all used 1000 feet of cable. Extending the length of the cable
has a substantial effect on the amount of power consumed by
the system. Regarding termination, port powering is not a
viable option if it is necessary to use terminating resistors.
A much less important aspect of the setup is the number of
nodes that will be used. With a given cable length, additional
nodes will have little effect on power consumption until the
number used is nearing the maximum of 32 nodes.
The final major consideration is the
specific power requirements of the converter to be used. Tests
were performed on many converters that B&B offers both with
and without terminating resistors. These tests used a failure
criterion that was extremely strict. Because of that, the
required power that was determined is a very conservative
estimate and the converters should be able to function with
slightly less power. A table is provided which lists the power
requirements of many of B&B Electronics' RS-485 and RS-422
converters. These results can be generalized to cover most
of the converters that are currently available from B&B. It
is a good idea to check this table in order to determine whether
or not a particular converter can be powered with the serial
port that is available.
Insufficient power is the cause of many
of the problems that can occur with port-powered converters.
Following these guidelines will help to determine whether
port powering is a possibility for a particular application.
Setup for Converter Power Requirement Tests:
Each converter was connected to three other converters as
loads, the third being connected through a 1000-ft cable.
For the RS-422 converters the input waveform
was a 9 V p-p, 10 kHz square wave with a 50 % duty cycle and
centered at 0 V. This frequency corresponds to a baud rate
of 19 kbps. The input was applied to the RS-232 TD input of
the second converter and looped back to the converter being
tested. This was to avoid the converter being tested obtaining
extra power from the signal itself.
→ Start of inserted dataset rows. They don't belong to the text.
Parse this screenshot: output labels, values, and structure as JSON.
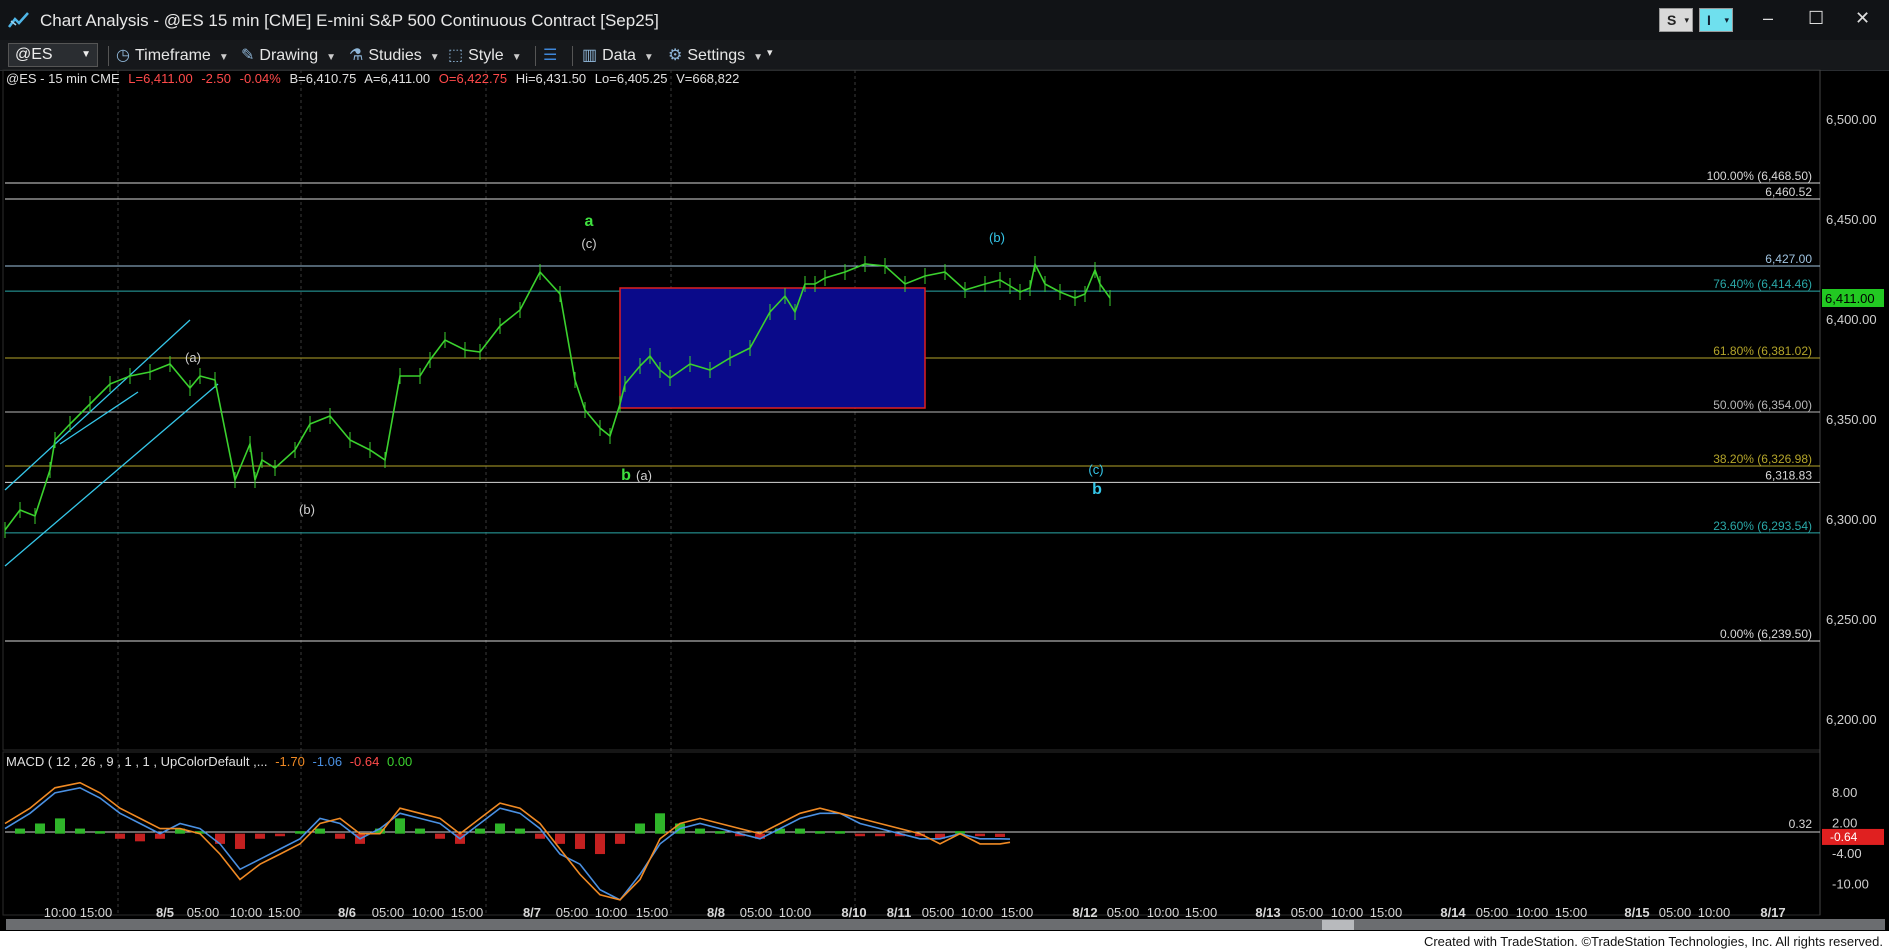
{
  "window": {
    "title": "Chart Analysis - @ES 15 min [CME] E-mini S&P 500 Continuous Contract [Sep25]",
    "s_button": "S",
    "i_button": "I",
    "minimize": "–",
    "maximize": "☐",
    "close": "✕"
  },
  "toolbar": {
    "symbol": "@ES",
    "timeframe": "Timeframe",
    "drawing": "Drawing",
    "studies": "Studies",
    "style": "Style",
    "data": "Data",
    "settings": "Settings"
  },
  "info": {
    "symbol": "@ES - 15 min  CME",
    "last": "L=6,411.00",
    "change": "-2.50",
    "pct": "-0.04%",
    "bid": "B=6,410.75",
    "ask": "A=6,411.00",
    "open": "O=6,422.75",
    "high": "Hi=6,431.50",
    "low": "Lo=6,405.25",
    "volume": "V=668,822"
  },
  "colors": {
    "background": "#000000",
    "price_up": "#3bd12e",
    "negative": "#ff4a4a",
    "box_fill": "#0a0a8a",
    "box_border": "#e02020",
    "fib_line": "#2aa8a8",
    "wave_label": "#d0d0d0",
    "wave_green": "#3fe03f",
    "wave_cyan": "#35c6e8",
    "macd_line": "#4a90e2",
    "signal_line": "#f08a24",
    "last_price_tag": "#22c922"
  },
  "chart_data": [
    {
      "type": "line",
      "title": "@ES - 15 min  CME",
      "ylim": [
        6185,
        6525
      ],
      "y_ticks": [
        6200,
        6250,
        6300,
        6350,
        6400,
        6450,
        6500
      ],
      "y_tick_labels": [
        "6,200.00",
        "6,250.00",
        "6,300.00",
        "6,350.00",
        "6,400.00",
        "6,450.00",
        "6,500.00"
      ],
      "x_labels": [
        "10:00",
        "15:00",
        "8/5",
        "05:00",
        "10:00",
        "15:00",
        "8/6",
        "05:00",
        "10:00",
        "15:00",
        "8/7",
        "05:00",
        "10:00",
        "15:00",
        "8/8",
        "05:00",
        "10:00",
        "8/10",
        "8/11",
        "05:00",
        "10:00",
        "15:00",
        "8/12",
        "05:00",
        "10:00",
        "15:00",
        "8/13",
        "05:00",
        "10:00",
        "15:00",
        "8/14",
        "05:00",
        "10:00",
        "15:00",
        "8/15",
        "05:00",
        "10:00",
        "8/17"
      ],
      "x_range": [
        0,
        1888
      ],
      "x_label_positions": [
        60,
        96,
        165,
        203,
        246,
        284,
        347,
        388,
        428,
        467,
        532,
        572,
        611,
        652,
        716,
        756,
        795,
        854,
        899,
        938,
        977,
        1017,
        1085,
        1123,
        1163,
        1201,
        1268,
        1307,
        1347,
        1386,
        1453,
        1492,
        1532,
        1571,
        1637,
        1675,
        1714,
        1773
      ],
      "series": [
        {
          "color": "#3bd12e",
          "x": [
            5,
            20,
            35,
            50,
            55,
            70,
            90,
            110,
            130,
            150,
            170,
            190,
            200,
            215,
            235,
            250,
            255,
            262,
            275,
            295,
            310,
            330,
            350,
            370,
            385,
            400,
            420,
            430,
            445,
            465,
            480,
            500,
            520,
            540,
            560,
            575,
            585,
            600,
            610,
            620,
            625,
            640,
            650,
            660,
            670,
            690,
            710,
            730,
            750,
            770,
            785,
            795,
            805,
            815,
            825,
            845,
            865,
            885,
            905,
            925,
            945,
            965,
            985,
            1000,
            1010,
            1020,
            1030,
            1035,
            1045,
            1060,
            1075,
            1085,
            1095,
            1100,
            1110
          ],
          "y": [
            6295,
            6305,
            6302,
            6325,
            6340,
            6348,
            6358,
            6368,
            6372,
            6374,
            6378,
            6366,
            6372,
            6370,
            6320,
            6338,
            6320,
            6330,
            6326,
            6335,
            6348,
            6352,
            6340,
            6335,
            6330,
            6372,
            6372,
            6380,
            6390,
            6385,
            6384,
            6397,
            6405,
            6424,
            6413,
            6370,
            6355,
            6346,
            6342,
            6358,
            6368,
            6377,
            6382,
            6375,
            6371,
            6378,
            6375,
            6381,
            6386,
            6404,
            6412,
            6404,
            6418,
            6418,
            6421,
            6424,
            6428,
            6427,
            6418,
            6422,
            6424,
            6415,
            6418,
            6420,
            6417,
            6414,
            6416,
            6428,
            6418,
            6414,
            6411,
            6413,
            6425,
            6418,
            6411
          ]
        }
      ],
      "last_price": "6,411.00",
      "levels": [
        {
          "value": 6468.5,
          "label": "100.00% (6,468.50)",
          "color": "#d8d8d8"
        },
        {
          "value": 6460.52,
          "label": "6,460.52",
          "color": "#d8d8d8"
        },
        {
          "value": 6427.0,
          "label": "6,427.00",
          "color": "#9fc3e0"
        },
        {
          "value": 6414.46,
          "label": "76.40% (6,414.46)",
          "color": "#2aa8a8"
        },
        {
          "value": 6381.02,
          "label": "61.80% (6,381.02)",
          "color": "#b4a52a"
        },
        {
          "value": 6354.0,
          "label": "50.00% (6,354.00)",
          "color": "#b8b8b8"
        },
        {
          "value": 6326.98,
          "label": "38.20% (6,326.98)",
          "color": "#b4a52a"
        },
        {
          "value": 6318.83,
          "label": "6,318.83",
          "color": "#d8d8d8"
        },
        {
          "value": 6293.54,
          "label": "23.60% (6,293.54)",
          "color": "#2aa8a8"
        },
        {
          "value": 6239.5,
          "label": "0.00% (6,239.50)",
          "color": "#d8d8d8"
        }
      ],
      "annotations": [
        {
          "text": "(a)",
          "x": 193,
          "y": 6379,
          "color": "#d0d0d0"
        },
        {
          "text": "(b)",
          "x": 307,
          "y": 6303,
          "color": "#d0d0d0"
        },
        {
          "text": "a",
          "x": 589,
          "y": 6447,
          "color": "#3fe03f"
        },
        {
          "text": "(c)",
          "x": 589,
          "y": 6436,
          "color": "#d0d0d0"
        },
        {
          "text": "b",
          "x": 626,
          "y": 6320,
          "color": "#3fe03f"
        },
        {
          "text": "(a)",
          "x": 644,
          "y": 6320,
          "color": "#d0d0d0"
        },
        {
          "text": "(b)",
          "x": 997,
          "y": 6439,
          "color": "#35c6e8"
        },
        {
          "text": "(c)",
          "x": 1096,
          "y": 6323,
          "color": "#35c6e8"
        },
        {
          "text": "b",
          "x": 1097,
          "y": 6313,
          "color": "#35c6e8"
        }
      ],
      "box": {
        "x0": 620,
        "x1": 925,
        "y0": 6356,
        "y1": 6416
      }
    },
    {
      "type": "line",
      "title": "MACD",
      "ylim": [
        -14,
        12.5
      ],
      "y_ticks": [
        8,
        2,
        -4,
        -10
      ],
      "y_tick_labels": [
        "8.00",
        "2.00",
        "-4.00",
        "-10.00"
      ],
      "values_readout": [
        "-1.70",
        "-1.06",
        "-0.64",
        "0.00"
      ],
      "zero_line_label": "0.32",
      "last_value_tag": "-0.64",
      "series": [
        {
          "name": "MACD",
          "color": "#4a90e2",
          "x": [
            5,
            30,
            55,
            80,
            100,
            120,
            140,
            160,
            180,
            200,
            220,
            240,
            260,
            280,
            300,
            320,
            340,
            360,
            380,
            400,
            420,
            440,
            460,
            480,
            500,
            520,
            540,
            560,
            580,
            600,
            620,
            640,
            660,
            680,
            700,
            720,
            740,
            760,
            780,
            800,
            820,
            840,
            860,
            880,
            900,
            920,
            940,
            960,
            980,
            1000,
            1010
          ],
          "y": [
            1,
            4,
            8,
            9,
            7,
            4,
            2,
            0,
            2,
            1,
            -2,
            -7,
            -5,
            -3,
            -1,
            3,
            2,
            -1,
            1,
            4,
            3,
            2,
            -1,
            2,
            5,
            4,
            1,
            -4,
            -6,
            -11,
            -13,
            -8,
            -2,
            1,
            2,
            1,
            0,
            -1,
            1,
            3,
            4,
            4,
            2,
            1,
            0,
            -1,
            -1,
            0,
            -1,
            -1,
            -1.06
          ]
        },
        {
          "name": "Signal",
          "color": "#f08a24",
          "x": [
            5,
            30,
            55,
            80,
            100,
            120,
            140,
            160,
            180,
            200,
            220,
            240,
            260,
            280,
            300,
            320,
            340,
            360,
            380,
            400,
            420,
            440,
            460,
            480,
            500,
            520,
            540,
            560,
            580,
            600,
            620,
            640,
            660,
            680,
            700,
            720,
            740,
            760,
            780,
            800,
            820,
            840,
            860,
            880,
            900,
            920,
            940,
            960,
            980,
            1000,
            1010
          ],
          "y": [
            2,
            5,
            9,
            10,
            8,
            5,
            3,
            1,
            1,
            0,
            -4,
            -9,
            -6,
            -4,
            -2,
            2,
            3,
            0,
            0,
            5,
            4,
            3,
            0,
            3,
            6,
            5,
            2,
            -3,
            -8,
            -12,
            -13,
            -9,
            -1,
            2,
            3,
            2,
            1,
            0,
            2,
            4,
            5,
            4,
            3,
            2,
            1,
            0,
            -2,
            0,
            -2,
            -2,
            -1.7
          ]
        },
        {
          "name": "Histogram",
          "color": "#3bd12e",
          "x": [
            20,
            40,
            60,
            80,
            100,
            120,
            140,
            160,
            180,
            200,
            220,
            240,
            260,
            280,
            300,
            320,
            340,
            360,
            380,
            400,
            420,
            440,
            460,
            480,
            500,
            520,
            540,
            560,
            580,
            600,
            620,
            640,
            660,
            680,
            700,
            720,
            740,
            760,
            780,
            800,
            820,
            840,
            860,
            880,
            900,
            920,
            940,
            960,
            980,
            1000
          ],
          "y": [
            1,
            2,
            3,
            1,
            0.5,
            -1,
            -1.5,
            -1,
            1,
            0.5,
            -2,
            -3,
            -1,
            -0.5,
            0.5,
            1,
            -1,
            -2,
            1,
            3,
            1,
            -1,
            -2,
            1,
            2,
            1,
            -1,
            -2,
            -3,
            -4,
            -2,
            2,
            4,
            2,
            1,
            0.5,
            -0.5,
            -1,
            1,
            1,
            0.5,
            0.5,
            -0.5,
            -0.5,
            -0.5,
            -0.5,
            -1,
            0.5,
            -0.5,
            -0.64
          ]
        }
      ]
    }
  ],
  "macd_header": {
    "label": "MACD ( 12 , 26 , 9 , 1 , 1 , UpColorDefault ,...",
    "v1": "-1.70",
    "v2": "-1.06",
    "v3": "-0.64",
    "v4": "0.00"
  },
  "footer": "Created with TradeStation. ©TradeStation Technologies, Inc. All rights reserved."
}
On the RS-232 side of
the converter tested, the RD and TD pins were jumpered together
for a worst-case load where the signal was passed in both
For the RS-485 converters, the input
waveform differed in that it did not go below 0 V and the
peak to peak voltage was reduced to 3.12 V. This waveform
was applied directly to the RS-232 TD pin of the converter
being tested. All converters were set to be in two wire (half-duplex)
For both the RS-485 and RS-422: most
converters were tested with both a positive and a negative
voltage supply. Those that weren't are made to be used with
only one voltage supply polarity. The polarity of the voltage
supply used corresponds to the state of the handshake lines,
when port powering, raised handshake lines are the equivalent
of a positive voltage supply in these tests.
Setup for Driver Power Output Tests:
Each time a driver was tested, a DC power supply was used
to supply the Vcc stated in the table. One of the Tin
pins was connected alternately to Vcc and then ground in order
to test operation on the negative and positive output sides
respectively. The corresponding Tout pin was connected
through a 3 k resistor
to ground. The output power was calculated using the measured
voltage across this load resistor.
For the MAX3244 and MAX3245: the FORCEON
and FORCEOFF' pins were connected to Vcc at all times to force
the driver to remain in operation.
Note on using termination:
The 485SD9TB and 485DRJ converters have internal bias resistors
which have values that were determined assuming that termination
would not be used. These resistor values did not affect the
power requirements of these converters and therefore were
not changed for testing. However, the resistors should be
replaced when operating with termination.
Note on External Capacitors Used:
Many of the RS-232 drivers require external capacitors for
use. When this is the case, the data sheet for the driver
includes a listing of minimum capacitance values. When drivers
were tested with more than one set of capacitor values, always
at or above the minimum, it was found that the power output
was not noticeably affected. Therefore, the results listed
are those that were found when using the minimum capacitance
values, or the closest values that were readily available.